Results Summary

What was the research about?

Due to problems like difficulty breathing, eating, or swallowing, patients with lung or head and neck cancer and their caregivers often have anxiety, depression, or trouble coping. People with low incomes or with little or no health insurance may not be able to get needed mental health care.

In this study, the research team tested a stepped-care program for treating emotional distress in patients and their caregivers. In stepped care, people received services based on their level of distress, or step. They could also receive care at a higher step if needed. The steps were:

  • Step 1: People with no symptoms of distress had one orientation session and monitoring for new symptoms. They didn’t receive treatment.
  • Step 2: People with mild symptoms had the care in step 1 plus one session with a counselor to review a self-help guide about coping and managing stress.
  • Step 3: People with moderate symptoms had the care in steps 1 and 2 plus two training sessions with a counselor to learn about ways to cope.
  • Step 4: People with severe symptoms had the care in steps 1–3 plus four sessions with a counselor to help change responses to emotional distress.

The research team compared stepped care plus usual care versus usual care alone.

What were the results?

After six months, compared with usual care alone, patients in stepped care had:

  • Improvements in depression, anxiety, and quality of life, but not enough to be meaningful for patients
  • Better coping skills
  • Similar levels of stress

Compared with usual care alone, caregivers in stepped care had:

  • Similar levels of depression, anxiety, and coping skills
  • Less stress and caregiver burden

Who was in the study?

The study included 286 patients with lung or head and neck cancer receiving care at one of four hospitals in Colorado, and 249 caregivers.

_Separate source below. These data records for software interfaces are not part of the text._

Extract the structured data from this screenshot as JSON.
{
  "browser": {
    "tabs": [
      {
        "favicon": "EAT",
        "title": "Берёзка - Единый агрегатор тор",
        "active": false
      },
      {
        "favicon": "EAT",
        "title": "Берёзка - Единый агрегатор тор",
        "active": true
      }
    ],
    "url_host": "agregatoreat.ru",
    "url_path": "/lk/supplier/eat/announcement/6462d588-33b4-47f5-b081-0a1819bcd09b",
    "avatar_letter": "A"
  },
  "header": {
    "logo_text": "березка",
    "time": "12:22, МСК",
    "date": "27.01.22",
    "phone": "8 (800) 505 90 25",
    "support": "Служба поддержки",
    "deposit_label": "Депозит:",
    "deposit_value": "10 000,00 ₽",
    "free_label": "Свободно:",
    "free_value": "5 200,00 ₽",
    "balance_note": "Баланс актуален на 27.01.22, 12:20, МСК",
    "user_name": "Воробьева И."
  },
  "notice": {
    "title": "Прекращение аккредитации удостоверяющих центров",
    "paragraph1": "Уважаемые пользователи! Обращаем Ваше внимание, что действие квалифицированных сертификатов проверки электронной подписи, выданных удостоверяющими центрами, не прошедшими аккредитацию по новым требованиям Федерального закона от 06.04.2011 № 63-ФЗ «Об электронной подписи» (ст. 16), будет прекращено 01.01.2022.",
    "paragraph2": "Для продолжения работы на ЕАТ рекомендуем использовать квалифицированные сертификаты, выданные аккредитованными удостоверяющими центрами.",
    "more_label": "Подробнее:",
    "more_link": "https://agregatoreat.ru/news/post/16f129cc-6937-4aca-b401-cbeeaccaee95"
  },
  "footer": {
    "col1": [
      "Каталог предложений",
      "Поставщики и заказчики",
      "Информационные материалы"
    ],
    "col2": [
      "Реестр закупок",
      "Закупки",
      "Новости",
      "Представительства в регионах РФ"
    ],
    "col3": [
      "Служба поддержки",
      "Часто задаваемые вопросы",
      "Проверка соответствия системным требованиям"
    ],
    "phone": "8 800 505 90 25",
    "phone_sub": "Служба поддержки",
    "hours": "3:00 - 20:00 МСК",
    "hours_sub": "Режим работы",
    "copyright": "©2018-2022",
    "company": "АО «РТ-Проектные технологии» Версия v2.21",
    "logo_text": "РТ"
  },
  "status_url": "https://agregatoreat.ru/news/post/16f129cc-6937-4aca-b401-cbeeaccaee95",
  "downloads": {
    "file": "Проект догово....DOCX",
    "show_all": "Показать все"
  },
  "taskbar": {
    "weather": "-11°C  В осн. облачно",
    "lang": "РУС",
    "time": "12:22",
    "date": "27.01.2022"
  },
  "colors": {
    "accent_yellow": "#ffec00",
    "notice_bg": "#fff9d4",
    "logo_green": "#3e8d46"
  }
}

All had low incomes or little or no health insurance. Among patients, 86 percent were White, 5 percent were Black, 6 percent didn’t report a race, and 4 percent selected other; 21 percent were Hispanic. The average age was 66, and 58 percent were men.

What did the research team do?

The research team assigned patients and caregivers by chance to receive stepped care plus usual care or usual care alone. In usual care, patients received a list of mental health resources, providers, and support groups. Patients and caregivers could take part in the study together or separately.

Patients and caregivers completed surveys at the start of the study and six months later.

Cancer survivors, caregivers, and clinicians gave input throughout the study.

What were the limits of the study?

This study took place in one state; most people in the study were White. Results may differ in other places or for people of other racial backgrounds.

Future research could see if more intense treatment would reduce distress.

How can people use the results?

Hospitals can use these results when considering ways to provide mental health care for patients with cancer and their caregivers.

Final Research Report

View this project's final research report.

Peer-Review Summary

The Peer-Review Summary for this project will be posted here soon.

Conflict of Interest Disclosures

Project Information

Evelinn A. Borrayo, PhD
University of Colorado Denver
A Stepped-Care Intervention to Reduce Disparities in Mental Health Services among Underserved Lung and Head and Neck Cancer Patients and their Caregivers

Key Dates

July 2016
March 2023

Study Registration Information


Has Results
Award Type
Health Conditions Health Conditions These are the broad terms we use to categorize our funded research studies; specific diseases or conditions are included within the appropriate larger category. Note: not all of our funded projects focus on a single disease or condition; some touch on multiple diseases or conditions, research methods, or broader health system interventions. Such projects won’t be listed by a primary disease/condition and so won’t appear if you use this filter tool to find them. View Glossary
Populations Populations PCORI is interested in research that seeks to better understand how different clinical and health system options work for different people. These populations are frequently studied in our portfolio or identified as being of interest by our stakeholders. View Glossary
Intervention Strategy Intervention Strategies PCORI funds comparative clinical effectiveness research (CER) studies that compare two or more options or approaches to health care, or that compare different ways of delivering or receiving care. View Glossary
State State The state where the project originates, or where the primary institution or organization is located. View Glossary
Last updated: March 14, 2024